As there aren't any shops selling pianos in Kigali, there aren't any shops selling piano parts. There's a fabulous guitar shop in town, but even they didn't know where to order the things I needed, so I turned to eBay. Many shops, especially those based in China, do free international delivery. Unfortunately, it does take several weeks for stuff to turn up and there is never a guarantee that what is sent will arrive.

A few weeks later, I was delighted to find this in my post box.

There is a strange fascination with things when you have absolutely no idea what they are or how they work.

I unzipped my little bag of mysteries and turned to Howard Piano Industries for help. Armed with a YouTube tutorial and the TuneLab app on my phone, I nervously set about messing with strings.

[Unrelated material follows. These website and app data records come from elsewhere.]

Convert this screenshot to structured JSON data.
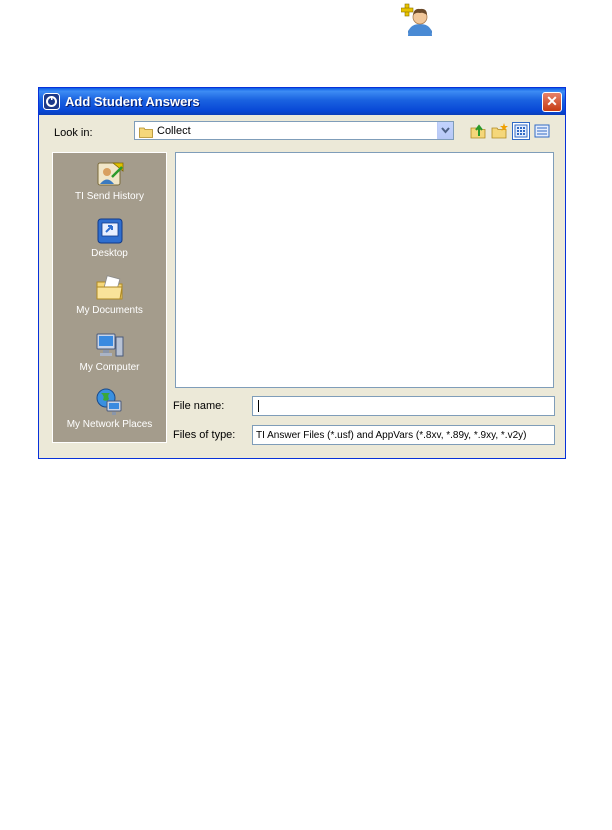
{
  "page": {
    "top_icon": "add-student-icon"
  },
  "dialog": {
    "title": "Add Student Answers",
    "title_icon": "ti-app-icon",
    "close_icon": "close-icon",
    "close_glyph": "✕",
    "look_in_label": "Look in:",
    "look_in_value": "Collect",
    "toolbar": [
      "up-folder-icon",
      "new-folder-icon",
      "list-view-icon",
      "details-view-icon"
    ],
    "places": [
      {
        "label": "TI Send History",
        "icon": "ti-send-history-icon"
      },
      {
        "label": "Desktop",
        "icon": "desktop-icon"
      },
      {
        "label": "My Documents",
        "icon": "my-documents-icon"
      },
      {
        "label": "My Computer",
        "icon": "my-computer-icon"
      },
      {
        "label": "My Network Places",
        "icon": "my-network-places-icon"
      }
    ],
    "file_name_label": "File name:",
    "file_name_value": "",
    "files_of_type_label": "Files of type:",
    "files_of_type_value": "TI Answer Files (*.usf) and AppVars (*.8xv, *.89y, *.9xy, *.v2y)"
  },
  "colors": {
    "titlebar": "#0a5ce6",
    "places_bar": "#a49c8c",
    "dialog_bg": "#ece9d8",
    "close_button": "#c63b13"
  }
}
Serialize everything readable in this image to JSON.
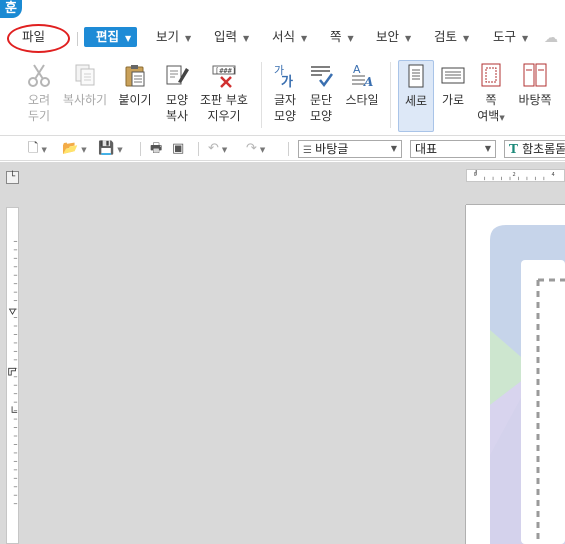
{
  "app_icon": "훈",
  "menubar": {
    "file": "파일",
    "edit": "편집",
    "view": "보기",
    "insert": "입력",
    "format": "서식",
    "page": "쪽",
    "security": "보안",
    "review": "검토",
    "tools": "도구"
  },
  "ribbon": {
    "cut": [
      "오려",
      "두기"
    ],
    "copy": "복사하기",
    "paste": "붙이기",
    "format_copy": [
      "모양",
      "복사"
    ],
    "clear_format": [
      "조판 부호",
      "지우기"
    ],
    "char_shape": [
      "글자",
      "모양"
    ],
    "para_shape": [
      "문단",
      "모양"
    ],
    "style": "스타일",
    "portrait": "세로",
    "landscape": "가로",
    "page_margin": [
      "쪽",
      "여백"
    ],
    "page_background": "바탕쪽"
  },
  "toolbar2": {
    "style_select": "바탕글",
    "font_category": "대표",
    "font_name": "함초롬돋"
  },
  "colors": {
    "accent": "#1e8bd6",
    "highlight_circle": "#e02020",
    "workarea": "#d9d9d9"
  },
  "icons": [
    "scissors-icon",
    "copy-icon",
    "paste-icon",
    "format-brush-icon",
    "clear-marks-icon",
    "char-shape-icon",
    "para-shape-icon",
    "style-icon",
    "portrait-icon",
    "landscape-icon",
    "page-margin-icon",
    "page-background-icon",
    "new-doc-icon",
    "open-folder-icon",
    "save-icon",
    "print-icon",
    "preview-icon",
    "undo-icon",
    "redo-icon",
    "cloud-icon"
  ]
}
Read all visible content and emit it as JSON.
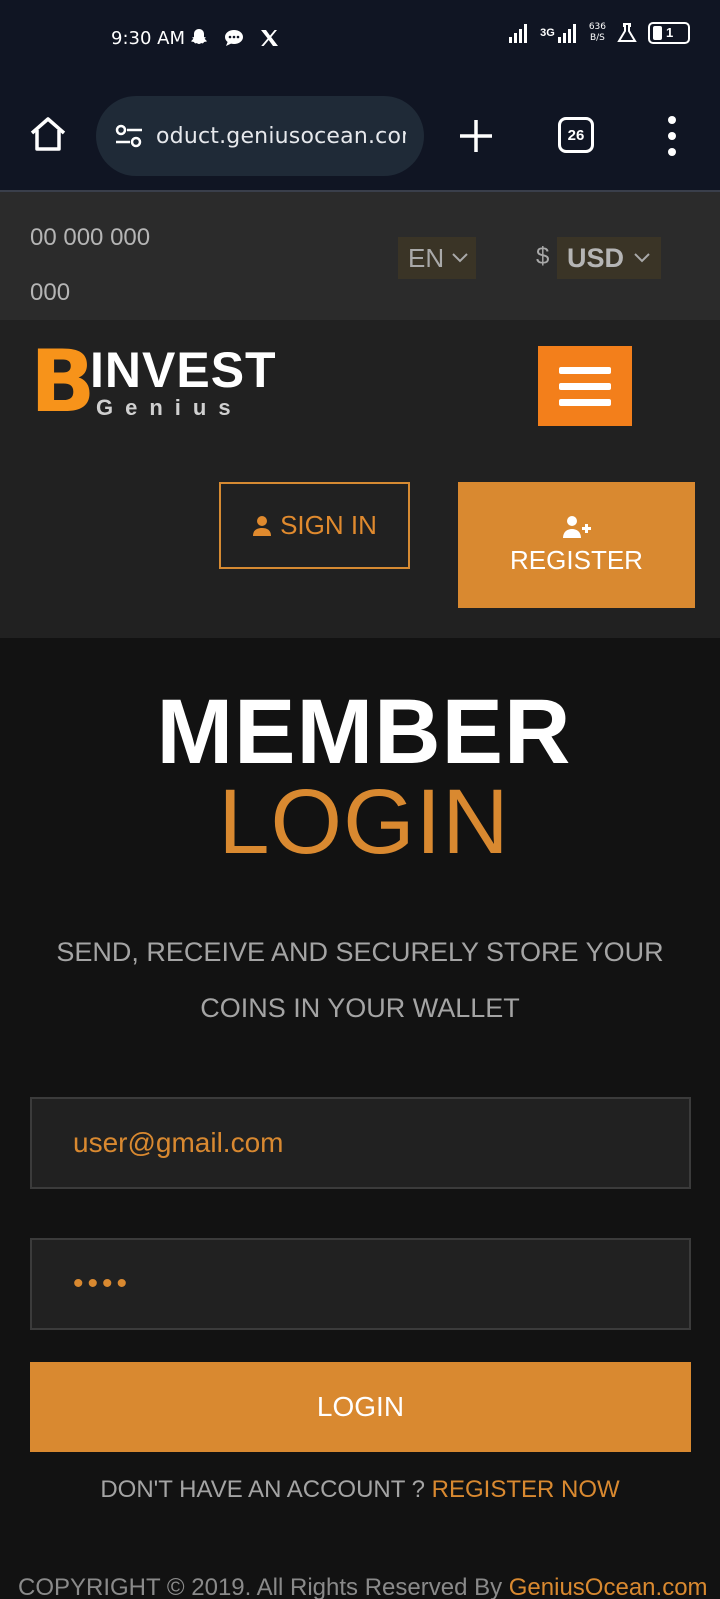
{
  "status_bar": {
    "time": "9:30 AM",
    "network": "3G",
    "net_speed_value": "636",
    "net_speed_unit": "B/S",
    "battery": "1"
  },
  "browser": {
    "url": "oduct.geniusocean.com",
    "tab_count": "26"
  },
  "topbar": {
    "phone": "00 000 000 000",
    "language": "EN",
    "currency_symbol": "$",
    "currency": "USD"
  },
  "header": {
    "logo_initial": "B",
    "logo_name": "INVEST",
    "logo_sub": "Genius",
    "signin_label": "SIGN IN",
    "register_label": "REGISTER"
  },
  "main": {
    "title_line1": "MEMBER",
    "title_line2": "LOGIN",
    "subtitle": "SEND, RECEIVE AND SECURELY STORE YOUR COINS IN YOUR WALLET",
    "email_value": "user@gmail.com",
    "password_value": "••••",
    "login_label": "LOGIN",
    "no_account_text": "DON'T HAVE AN ACCOUNT ?",
    "register_now_label": "REGISTER NOW"
  },
  "footer": {
    "copyright_text": "COPYRIGHT © 2019. All Rights Reserved By",
    "copyright_link": "GeniusOcean.com"
  },
  "colors": {
    "accent": "#d98930",
    "hamburger": "#f37f1b",
    "bitcoin": "#f7931a",
    "page_bg": "#121212",
    "header_bg": "#212121",
    "browser_bg": "#101523"
  }
}
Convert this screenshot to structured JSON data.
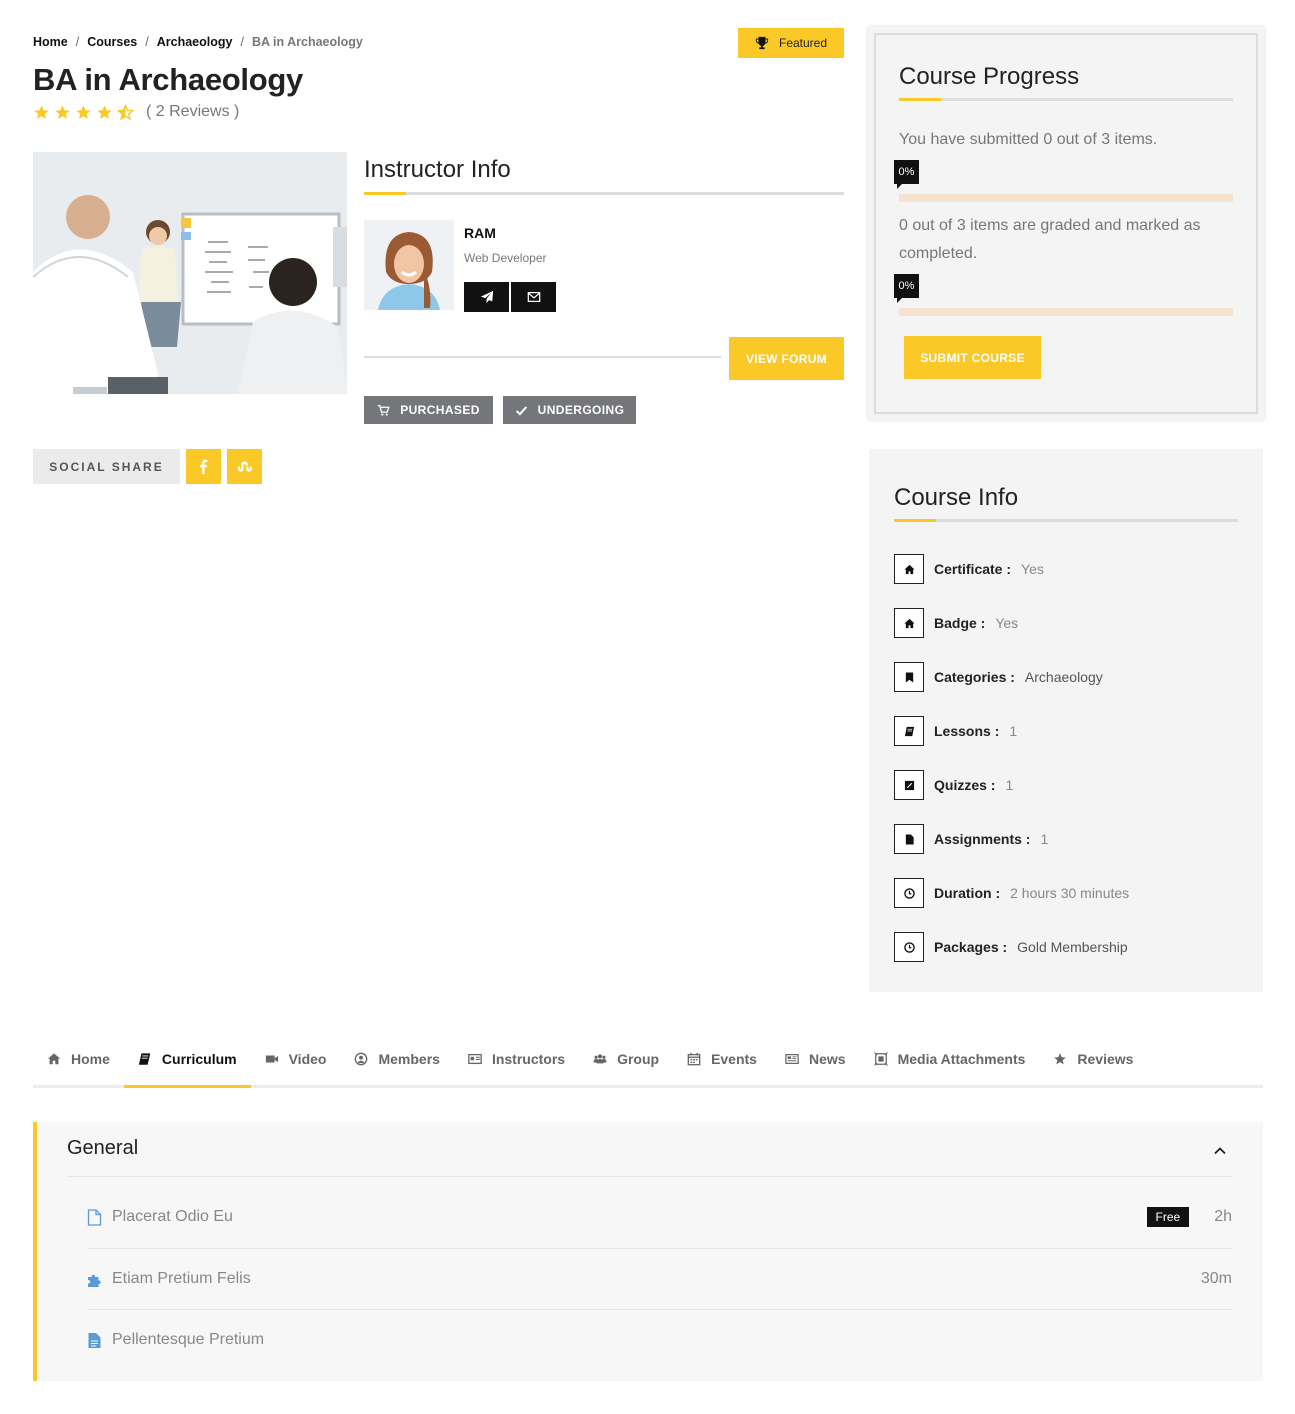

Tuning pins are really hard to turn. Sometimes you need to put a lot of weight behind them, and sometimes the slightest tap knocks them out by an entire note. To add to the problem, many of the notes have three string - a chorus of stings - also known an unisons. This means you need to silence the two stings either side of the central sting using a temperament strip, which is a long piece of felt that tucks between the stings. Once you insert the temperament strip, only the middle string sounds when you hit a key, so you can tune the middle string and then use your ear to bring the stings on either side to the same pitch. 

It certainly takes practise, and I got a lot of that because I accidentally set the over-pull on the tuning app. So, essentially, I detuned the entire piano, realised my mistake, and had to go through and retune it again. That's around 230 strings. It's physical work and took me a couple of days. 

Thankfully I didn't break any of the strings, and I can now say that I'm a fairly competent piano tuner.

Monday, 13 February 2017

Lovely Lirika


My name's Marion and I live in Kigali, Rwanda.

My mum and dad have always had pianos in their houses, so I guess I feel a house is a home when it has one.

Unfortunately, pianos are extremely hard to find here in Central Africa. 

The word 'piano' is usually synonymous with 'electric keyboard' - that's what people think you mean when you ask if there are any pianos for sale.

In December 2016 an Egyptian gentleman called Salem was moving back home and put his piano up for sale on a local forum. I went to take a look, not really knowing what I was looking at. A few keys didn't work, but otherwise she looked in fairly good condition. I paid what was, for me, a large sum of money - close to £1,000 - for an instrument you could probably get for around £250 in the UK. People even give them away for free on Craigslist. But I knew that if I didn't buy her, I probably wouldn't see another one.

So, I became the proud owner of a 1968 USSR Lirika upright.

I have absolutely no idea how she came to be in Rwanda. If anyone knows the story, I'd love to hear it. 

Once she arrived, I opened her up and gave her a good clean.

As it was almost Christmas, it was a nice surprise to find a festive cocktail stick inside.

The only problem was, as hard as it is finding a piano, it's just as hard finding someone who can fix one. Having spent so much on her, I decided to make her my project and have a go myself. With guidance from Howard Piano Industries in the US, who do some excellent video tutorials on YouTube, and a copy of Pianos Inside Out by Mario Igrec, I set to work.